* [Entries shown]
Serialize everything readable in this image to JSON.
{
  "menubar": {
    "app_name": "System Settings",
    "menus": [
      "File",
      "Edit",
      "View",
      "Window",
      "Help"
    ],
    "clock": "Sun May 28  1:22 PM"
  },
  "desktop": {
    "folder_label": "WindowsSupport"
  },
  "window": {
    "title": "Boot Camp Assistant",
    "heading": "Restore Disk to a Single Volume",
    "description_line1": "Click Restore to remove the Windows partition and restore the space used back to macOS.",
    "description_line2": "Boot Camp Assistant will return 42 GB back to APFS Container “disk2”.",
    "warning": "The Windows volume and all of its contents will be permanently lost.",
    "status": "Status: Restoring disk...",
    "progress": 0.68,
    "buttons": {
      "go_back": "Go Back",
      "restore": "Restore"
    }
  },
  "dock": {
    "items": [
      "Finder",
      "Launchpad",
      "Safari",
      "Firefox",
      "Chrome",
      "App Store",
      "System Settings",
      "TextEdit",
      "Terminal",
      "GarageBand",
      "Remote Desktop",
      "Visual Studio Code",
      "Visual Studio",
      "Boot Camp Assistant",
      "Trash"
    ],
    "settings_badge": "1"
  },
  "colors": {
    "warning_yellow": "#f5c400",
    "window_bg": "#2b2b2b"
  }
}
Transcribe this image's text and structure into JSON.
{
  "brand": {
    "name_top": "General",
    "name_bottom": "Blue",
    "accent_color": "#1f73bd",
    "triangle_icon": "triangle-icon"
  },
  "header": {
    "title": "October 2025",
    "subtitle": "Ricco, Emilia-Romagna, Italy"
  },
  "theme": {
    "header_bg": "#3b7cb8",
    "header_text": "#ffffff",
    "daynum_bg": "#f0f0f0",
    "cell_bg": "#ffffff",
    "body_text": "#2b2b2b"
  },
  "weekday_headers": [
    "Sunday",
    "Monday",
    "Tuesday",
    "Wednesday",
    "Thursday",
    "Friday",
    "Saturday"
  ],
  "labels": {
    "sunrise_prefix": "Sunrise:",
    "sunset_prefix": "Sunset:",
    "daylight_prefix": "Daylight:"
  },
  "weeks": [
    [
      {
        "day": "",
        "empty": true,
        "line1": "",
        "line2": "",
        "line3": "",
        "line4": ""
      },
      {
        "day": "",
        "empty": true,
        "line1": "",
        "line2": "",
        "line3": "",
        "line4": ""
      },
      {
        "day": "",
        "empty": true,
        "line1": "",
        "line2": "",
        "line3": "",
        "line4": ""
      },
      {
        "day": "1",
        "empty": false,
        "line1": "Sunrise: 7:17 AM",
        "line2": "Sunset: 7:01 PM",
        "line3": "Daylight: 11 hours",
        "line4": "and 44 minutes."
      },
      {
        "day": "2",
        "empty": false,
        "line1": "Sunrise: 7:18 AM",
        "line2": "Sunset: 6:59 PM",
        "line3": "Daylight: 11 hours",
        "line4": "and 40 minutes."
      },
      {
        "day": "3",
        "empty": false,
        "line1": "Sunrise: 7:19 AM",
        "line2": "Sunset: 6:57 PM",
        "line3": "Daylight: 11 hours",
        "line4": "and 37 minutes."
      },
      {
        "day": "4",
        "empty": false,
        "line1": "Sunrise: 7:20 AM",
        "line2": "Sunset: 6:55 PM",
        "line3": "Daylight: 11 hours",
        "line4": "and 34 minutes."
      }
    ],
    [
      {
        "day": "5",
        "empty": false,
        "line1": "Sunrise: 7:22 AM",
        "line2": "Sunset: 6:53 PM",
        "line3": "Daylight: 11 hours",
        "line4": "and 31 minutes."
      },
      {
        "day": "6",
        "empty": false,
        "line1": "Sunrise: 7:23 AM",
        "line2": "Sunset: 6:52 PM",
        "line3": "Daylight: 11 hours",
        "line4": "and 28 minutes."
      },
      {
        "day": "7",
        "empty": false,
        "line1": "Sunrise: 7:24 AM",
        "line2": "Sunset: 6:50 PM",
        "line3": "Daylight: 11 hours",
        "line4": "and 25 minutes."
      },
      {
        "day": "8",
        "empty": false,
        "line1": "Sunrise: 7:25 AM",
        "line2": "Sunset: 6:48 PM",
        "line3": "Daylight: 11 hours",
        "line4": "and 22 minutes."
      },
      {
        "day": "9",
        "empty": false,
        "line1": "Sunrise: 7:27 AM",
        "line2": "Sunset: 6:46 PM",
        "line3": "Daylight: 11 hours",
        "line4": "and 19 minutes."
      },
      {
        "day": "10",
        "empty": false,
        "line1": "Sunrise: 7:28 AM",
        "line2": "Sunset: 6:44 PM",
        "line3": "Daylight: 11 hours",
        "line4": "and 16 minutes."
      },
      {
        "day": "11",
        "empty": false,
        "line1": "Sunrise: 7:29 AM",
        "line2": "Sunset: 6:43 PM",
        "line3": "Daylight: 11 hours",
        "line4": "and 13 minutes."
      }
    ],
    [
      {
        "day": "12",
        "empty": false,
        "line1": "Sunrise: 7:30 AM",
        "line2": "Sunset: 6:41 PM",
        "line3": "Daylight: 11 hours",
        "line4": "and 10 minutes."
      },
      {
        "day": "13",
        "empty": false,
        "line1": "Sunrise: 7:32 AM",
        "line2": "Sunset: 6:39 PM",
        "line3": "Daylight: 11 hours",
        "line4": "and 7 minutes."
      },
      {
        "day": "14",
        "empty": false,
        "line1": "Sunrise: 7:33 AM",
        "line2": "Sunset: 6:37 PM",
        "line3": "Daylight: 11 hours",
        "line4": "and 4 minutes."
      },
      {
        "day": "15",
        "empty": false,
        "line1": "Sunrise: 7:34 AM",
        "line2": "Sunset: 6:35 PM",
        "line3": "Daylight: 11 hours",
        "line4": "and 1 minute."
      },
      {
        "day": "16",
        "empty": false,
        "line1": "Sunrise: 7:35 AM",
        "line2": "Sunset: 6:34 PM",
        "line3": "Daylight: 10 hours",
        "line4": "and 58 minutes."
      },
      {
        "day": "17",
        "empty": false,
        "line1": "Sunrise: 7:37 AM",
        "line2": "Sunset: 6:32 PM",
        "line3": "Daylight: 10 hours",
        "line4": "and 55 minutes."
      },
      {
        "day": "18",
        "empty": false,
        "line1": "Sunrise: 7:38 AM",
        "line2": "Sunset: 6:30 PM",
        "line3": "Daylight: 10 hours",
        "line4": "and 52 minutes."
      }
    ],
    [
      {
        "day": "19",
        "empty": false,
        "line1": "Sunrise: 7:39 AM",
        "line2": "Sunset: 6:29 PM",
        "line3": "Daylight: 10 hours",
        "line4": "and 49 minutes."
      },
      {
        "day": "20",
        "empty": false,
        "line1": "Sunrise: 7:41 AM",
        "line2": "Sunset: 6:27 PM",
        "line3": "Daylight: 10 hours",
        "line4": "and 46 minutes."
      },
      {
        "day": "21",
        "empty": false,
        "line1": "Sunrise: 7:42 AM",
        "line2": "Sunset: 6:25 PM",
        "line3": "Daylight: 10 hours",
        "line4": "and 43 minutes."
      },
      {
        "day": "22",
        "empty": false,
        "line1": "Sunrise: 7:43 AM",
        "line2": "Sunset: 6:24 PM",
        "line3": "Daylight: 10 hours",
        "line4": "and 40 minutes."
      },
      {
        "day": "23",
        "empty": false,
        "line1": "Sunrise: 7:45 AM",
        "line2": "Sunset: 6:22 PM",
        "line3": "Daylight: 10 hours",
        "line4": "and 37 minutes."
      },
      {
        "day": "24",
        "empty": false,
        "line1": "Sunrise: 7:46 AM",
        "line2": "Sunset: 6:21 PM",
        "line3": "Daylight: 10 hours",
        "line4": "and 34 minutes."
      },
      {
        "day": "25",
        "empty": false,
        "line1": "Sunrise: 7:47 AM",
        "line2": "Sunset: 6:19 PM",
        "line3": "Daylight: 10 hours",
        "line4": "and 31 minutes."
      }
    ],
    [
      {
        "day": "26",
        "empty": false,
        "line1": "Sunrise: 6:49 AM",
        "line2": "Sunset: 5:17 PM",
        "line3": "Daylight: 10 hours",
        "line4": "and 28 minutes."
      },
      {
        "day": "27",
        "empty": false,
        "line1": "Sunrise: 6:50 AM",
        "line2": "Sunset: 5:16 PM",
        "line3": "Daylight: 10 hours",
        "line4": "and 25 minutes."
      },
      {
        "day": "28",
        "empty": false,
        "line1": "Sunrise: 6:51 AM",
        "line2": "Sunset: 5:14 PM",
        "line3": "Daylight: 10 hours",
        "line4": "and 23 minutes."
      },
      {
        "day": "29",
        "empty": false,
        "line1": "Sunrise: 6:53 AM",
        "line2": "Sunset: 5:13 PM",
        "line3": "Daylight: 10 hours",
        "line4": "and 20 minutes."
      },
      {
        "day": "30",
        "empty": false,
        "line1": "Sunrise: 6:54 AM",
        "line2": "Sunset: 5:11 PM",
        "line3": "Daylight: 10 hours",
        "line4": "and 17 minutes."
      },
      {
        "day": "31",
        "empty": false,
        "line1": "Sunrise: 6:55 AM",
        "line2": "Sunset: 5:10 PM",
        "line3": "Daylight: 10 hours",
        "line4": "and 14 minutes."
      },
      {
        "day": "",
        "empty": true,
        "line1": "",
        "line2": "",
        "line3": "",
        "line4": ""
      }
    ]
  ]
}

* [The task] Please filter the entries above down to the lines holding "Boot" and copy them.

* [Solution to the exercise]
    "title": "Boot Camp Assistant",
    "description_line2": "Boot Camp Assistant will return 42 GB back to APFS Container “disk2”.",
      "Boot Camp Assistant",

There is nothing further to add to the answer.